▸ To do: Retrieve every line from the records in which the word "JSON" occurs.

▸ Dataset extract:
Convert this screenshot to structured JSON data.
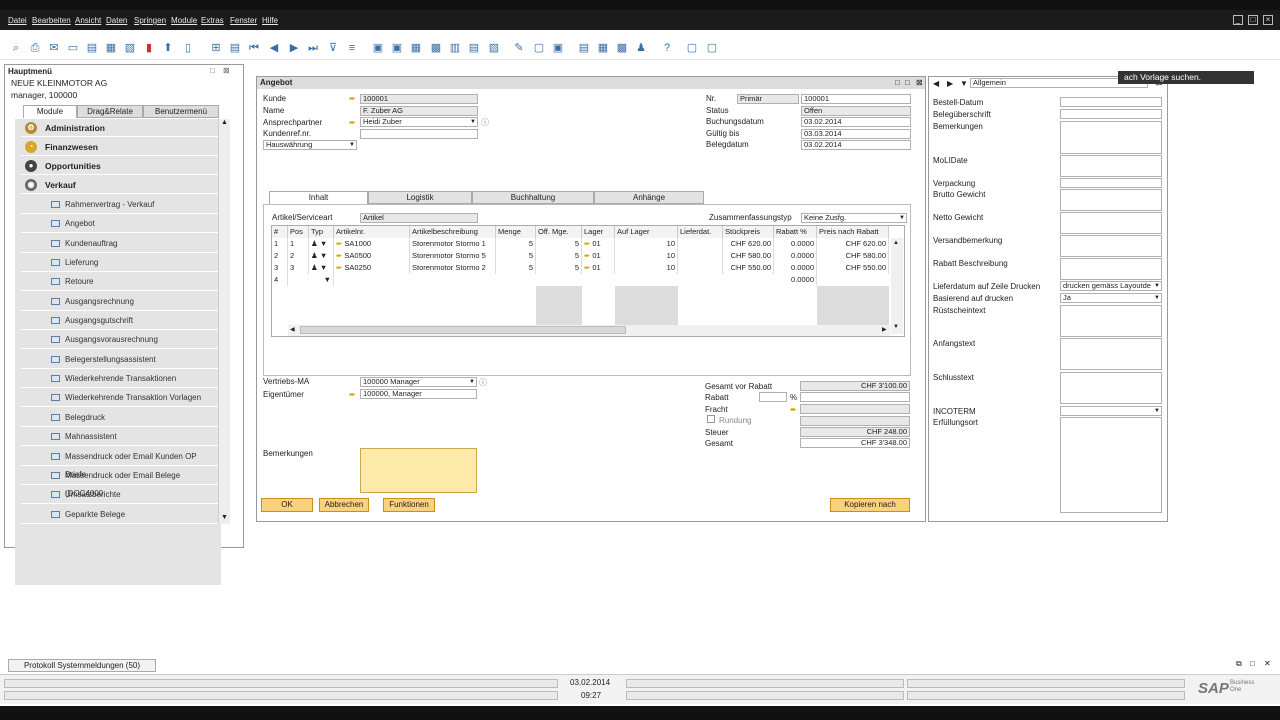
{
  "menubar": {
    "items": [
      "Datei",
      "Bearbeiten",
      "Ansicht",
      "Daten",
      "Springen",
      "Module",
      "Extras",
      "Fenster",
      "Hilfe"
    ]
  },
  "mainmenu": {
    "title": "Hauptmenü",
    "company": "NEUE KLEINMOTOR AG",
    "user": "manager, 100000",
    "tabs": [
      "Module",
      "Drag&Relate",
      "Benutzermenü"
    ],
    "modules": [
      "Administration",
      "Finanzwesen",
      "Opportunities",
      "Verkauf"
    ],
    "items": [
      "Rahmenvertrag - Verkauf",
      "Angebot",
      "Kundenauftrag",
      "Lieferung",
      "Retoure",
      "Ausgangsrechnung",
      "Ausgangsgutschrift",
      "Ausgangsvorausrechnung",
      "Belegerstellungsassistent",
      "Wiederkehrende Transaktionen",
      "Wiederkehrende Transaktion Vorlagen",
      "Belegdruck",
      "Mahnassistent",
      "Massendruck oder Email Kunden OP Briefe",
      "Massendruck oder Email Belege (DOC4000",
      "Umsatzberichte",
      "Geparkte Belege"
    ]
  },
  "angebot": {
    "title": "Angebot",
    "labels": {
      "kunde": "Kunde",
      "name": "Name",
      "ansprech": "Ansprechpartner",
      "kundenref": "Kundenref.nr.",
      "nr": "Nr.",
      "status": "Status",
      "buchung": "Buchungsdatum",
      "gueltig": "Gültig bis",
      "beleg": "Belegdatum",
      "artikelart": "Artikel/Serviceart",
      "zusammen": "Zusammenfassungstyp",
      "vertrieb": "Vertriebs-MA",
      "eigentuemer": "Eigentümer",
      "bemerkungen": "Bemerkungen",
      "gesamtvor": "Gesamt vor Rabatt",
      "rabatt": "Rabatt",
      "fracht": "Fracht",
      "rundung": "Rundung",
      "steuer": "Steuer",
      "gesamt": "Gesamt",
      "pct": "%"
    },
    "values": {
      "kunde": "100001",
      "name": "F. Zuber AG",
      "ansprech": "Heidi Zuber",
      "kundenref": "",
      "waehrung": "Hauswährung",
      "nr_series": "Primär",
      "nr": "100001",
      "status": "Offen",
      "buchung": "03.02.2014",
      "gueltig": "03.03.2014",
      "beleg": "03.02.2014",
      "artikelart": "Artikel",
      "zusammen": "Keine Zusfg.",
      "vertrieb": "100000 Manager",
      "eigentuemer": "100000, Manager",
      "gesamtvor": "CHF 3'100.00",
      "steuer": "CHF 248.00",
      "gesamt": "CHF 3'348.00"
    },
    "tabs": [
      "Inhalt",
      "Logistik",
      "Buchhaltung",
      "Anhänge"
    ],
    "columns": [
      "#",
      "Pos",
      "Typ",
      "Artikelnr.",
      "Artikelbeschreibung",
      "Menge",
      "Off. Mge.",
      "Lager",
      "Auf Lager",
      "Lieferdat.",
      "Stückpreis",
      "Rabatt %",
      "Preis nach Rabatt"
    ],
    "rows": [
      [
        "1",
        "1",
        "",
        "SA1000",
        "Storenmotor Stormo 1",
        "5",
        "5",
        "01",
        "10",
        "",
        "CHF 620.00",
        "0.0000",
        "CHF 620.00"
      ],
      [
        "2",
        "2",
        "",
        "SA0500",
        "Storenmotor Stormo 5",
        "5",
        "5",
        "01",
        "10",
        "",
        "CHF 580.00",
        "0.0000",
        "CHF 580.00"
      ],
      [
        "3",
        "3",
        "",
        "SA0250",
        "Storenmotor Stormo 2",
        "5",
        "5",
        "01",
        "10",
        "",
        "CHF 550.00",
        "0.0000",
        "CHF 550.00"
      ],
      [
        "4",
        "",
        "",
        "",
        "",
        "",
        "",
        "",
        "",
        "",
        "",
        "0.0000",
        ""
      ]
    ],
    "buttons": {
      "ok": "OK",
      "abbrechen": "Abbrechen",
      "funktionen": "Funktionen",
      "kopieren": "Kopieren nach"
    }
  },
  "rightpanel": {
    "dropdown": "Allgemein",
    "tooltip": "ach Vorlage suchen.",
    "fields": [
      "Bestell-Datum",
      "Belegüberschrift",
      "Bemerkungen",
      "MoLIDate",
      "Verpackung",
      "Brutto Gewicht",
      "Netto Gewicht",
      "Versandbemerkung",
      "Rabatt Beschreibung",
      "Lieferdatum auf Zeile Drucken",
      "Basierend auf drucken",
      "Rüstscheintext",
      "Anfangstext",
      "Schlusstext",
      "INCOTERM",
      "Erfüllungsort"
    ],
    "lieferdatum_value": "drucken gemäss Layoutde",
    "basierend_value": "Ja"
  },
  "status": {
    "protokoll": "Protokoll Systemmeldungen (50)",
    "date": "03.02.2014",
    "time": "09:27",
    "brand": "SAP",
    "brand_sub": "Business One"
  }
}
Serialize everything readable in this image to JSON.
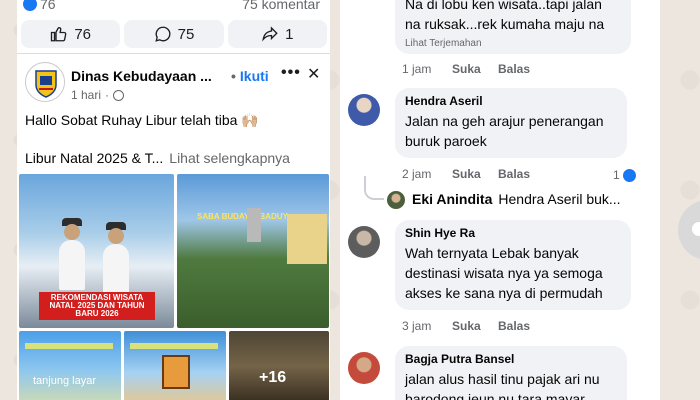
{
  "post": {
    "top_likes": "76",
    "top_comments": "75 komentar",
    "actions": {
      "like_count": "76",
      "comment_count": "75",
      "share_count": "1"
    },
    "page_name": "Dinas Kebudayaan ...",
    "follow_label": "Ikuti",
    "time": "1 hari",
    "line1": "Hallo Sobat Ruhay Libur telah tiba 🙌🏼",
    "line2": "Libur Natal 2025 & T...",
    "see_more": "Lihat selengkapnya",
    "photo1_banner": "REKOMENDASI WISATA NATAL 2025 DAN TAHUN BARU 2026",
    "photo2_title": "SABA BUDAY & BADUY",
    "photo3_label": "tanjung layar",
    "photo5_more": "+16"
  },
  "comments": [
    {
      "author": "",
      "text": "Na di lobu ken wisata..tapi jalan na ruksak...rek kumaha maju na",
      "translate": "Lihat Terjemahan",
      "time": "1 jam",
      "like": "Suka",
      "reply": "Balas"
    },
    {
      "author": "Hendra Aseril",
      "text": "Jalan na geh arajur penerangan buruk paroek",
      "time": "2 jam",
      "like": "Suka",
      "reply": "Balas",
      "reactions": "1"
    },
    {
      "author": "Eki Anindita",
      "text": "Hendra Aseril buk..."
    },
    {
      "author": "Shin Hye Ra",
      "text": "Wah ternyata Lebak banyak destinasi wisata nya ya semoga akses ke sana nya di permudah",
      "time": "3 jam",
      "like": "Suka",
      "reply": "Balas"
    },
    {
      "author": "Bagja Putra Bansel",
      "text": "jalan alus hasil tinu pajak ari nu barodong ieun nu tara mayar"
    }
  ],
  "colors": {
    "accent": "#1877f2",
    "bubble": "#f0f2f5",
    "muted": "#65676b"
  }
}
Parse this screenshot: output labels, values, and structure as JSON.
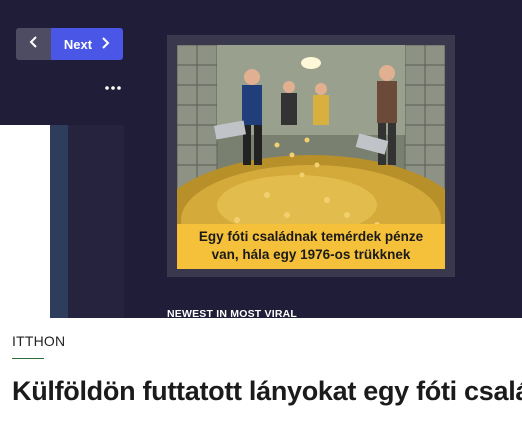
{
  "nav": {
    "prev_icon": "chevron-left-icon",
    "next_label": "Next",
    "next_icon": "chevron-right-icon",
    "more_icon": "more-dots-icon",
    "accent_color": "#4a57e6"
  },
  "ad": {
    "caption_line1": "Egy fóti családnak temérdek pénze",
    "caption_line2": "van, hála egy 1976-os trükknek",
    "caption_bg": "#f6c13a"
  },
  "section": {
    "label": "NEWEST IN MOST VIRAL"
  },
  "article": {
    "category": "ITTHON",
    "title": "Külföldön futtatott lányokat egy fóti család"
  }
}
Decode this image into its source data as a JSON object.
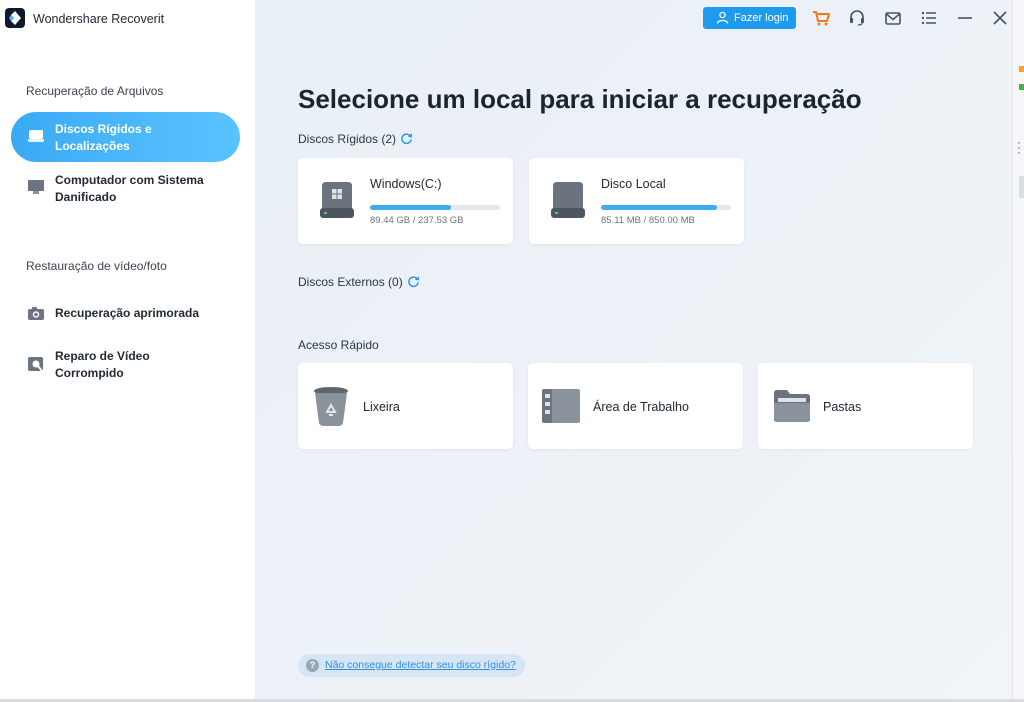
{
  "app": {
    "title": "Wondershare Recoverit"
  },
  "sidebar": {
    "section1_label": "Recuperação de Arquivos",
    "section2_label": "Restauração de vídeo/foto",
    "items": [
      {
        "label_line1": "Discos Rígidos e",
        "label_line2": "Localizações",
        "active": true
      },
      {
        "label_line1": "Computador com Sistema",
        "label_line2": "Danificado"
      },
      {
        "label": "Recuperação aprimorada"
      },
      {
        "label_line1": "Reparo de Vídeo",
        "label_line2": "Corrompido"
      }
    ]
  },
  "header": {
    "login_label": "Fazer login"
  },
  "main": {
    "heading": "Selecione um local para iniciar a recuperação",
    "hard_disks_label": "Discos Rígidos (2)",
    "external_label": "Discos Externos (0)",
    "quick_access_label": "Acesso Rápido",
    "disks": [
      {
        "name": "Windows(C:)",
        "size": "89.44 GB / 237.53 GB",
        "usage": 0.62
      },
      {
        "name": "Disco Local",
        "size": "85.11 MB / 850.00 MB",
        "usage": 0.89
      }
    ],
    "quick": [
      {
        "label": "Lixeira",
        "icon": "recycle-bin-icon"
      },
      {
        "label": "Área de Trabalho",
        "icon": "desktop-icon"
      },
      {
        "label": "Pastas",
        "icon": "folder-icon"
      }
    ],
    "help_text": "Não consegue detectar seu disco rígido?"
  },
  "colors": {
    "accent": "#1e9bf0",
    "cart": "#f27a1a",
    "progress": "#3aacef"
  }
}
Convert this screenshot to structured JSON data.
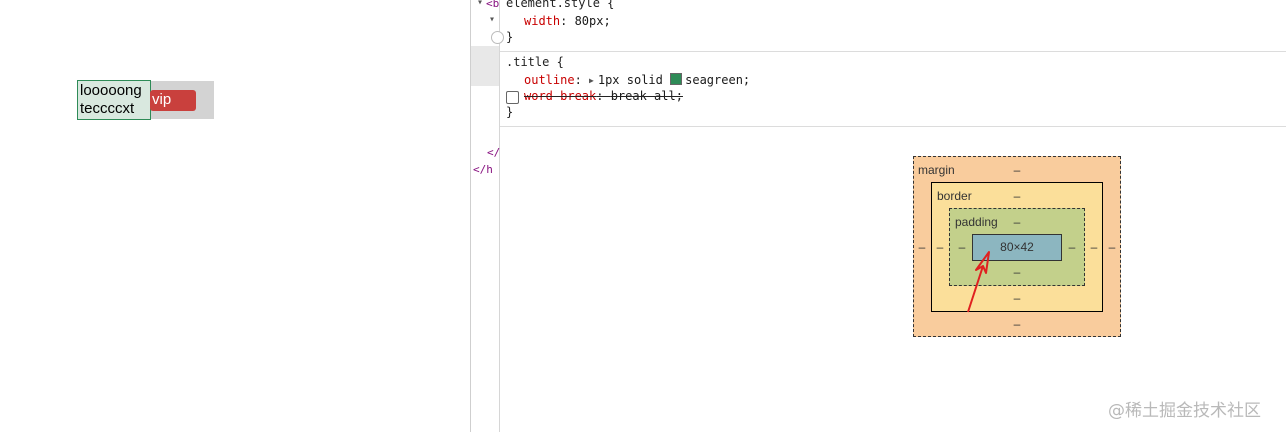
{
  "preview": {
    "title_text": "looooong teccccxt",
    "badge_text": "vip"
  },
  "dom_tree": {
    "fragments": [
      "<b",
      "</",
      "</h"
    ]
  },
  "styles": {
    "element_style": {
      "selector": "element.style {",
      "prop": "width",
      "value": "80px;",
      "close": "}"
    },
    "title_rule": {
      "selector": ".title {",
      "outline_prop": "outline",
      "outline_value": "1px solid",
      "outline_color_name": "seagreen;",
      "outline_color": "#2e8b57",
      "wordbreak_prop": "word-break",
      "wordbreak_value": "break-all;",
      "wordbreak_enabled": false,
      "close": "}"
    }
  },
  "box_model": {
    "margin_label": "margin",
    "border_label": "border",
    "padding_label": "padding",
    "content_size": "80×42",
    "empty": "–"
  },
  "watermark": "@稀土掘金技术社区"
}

▸ Output below:
Convert this screenshot to structured JSON data.
Serialize everything readable in this image to JSON.
Parse this screenshot: output labels, values, and structure as JSON.
Decode this image into its source data as a JSON object.
Convert this screenshot to structured JSON data.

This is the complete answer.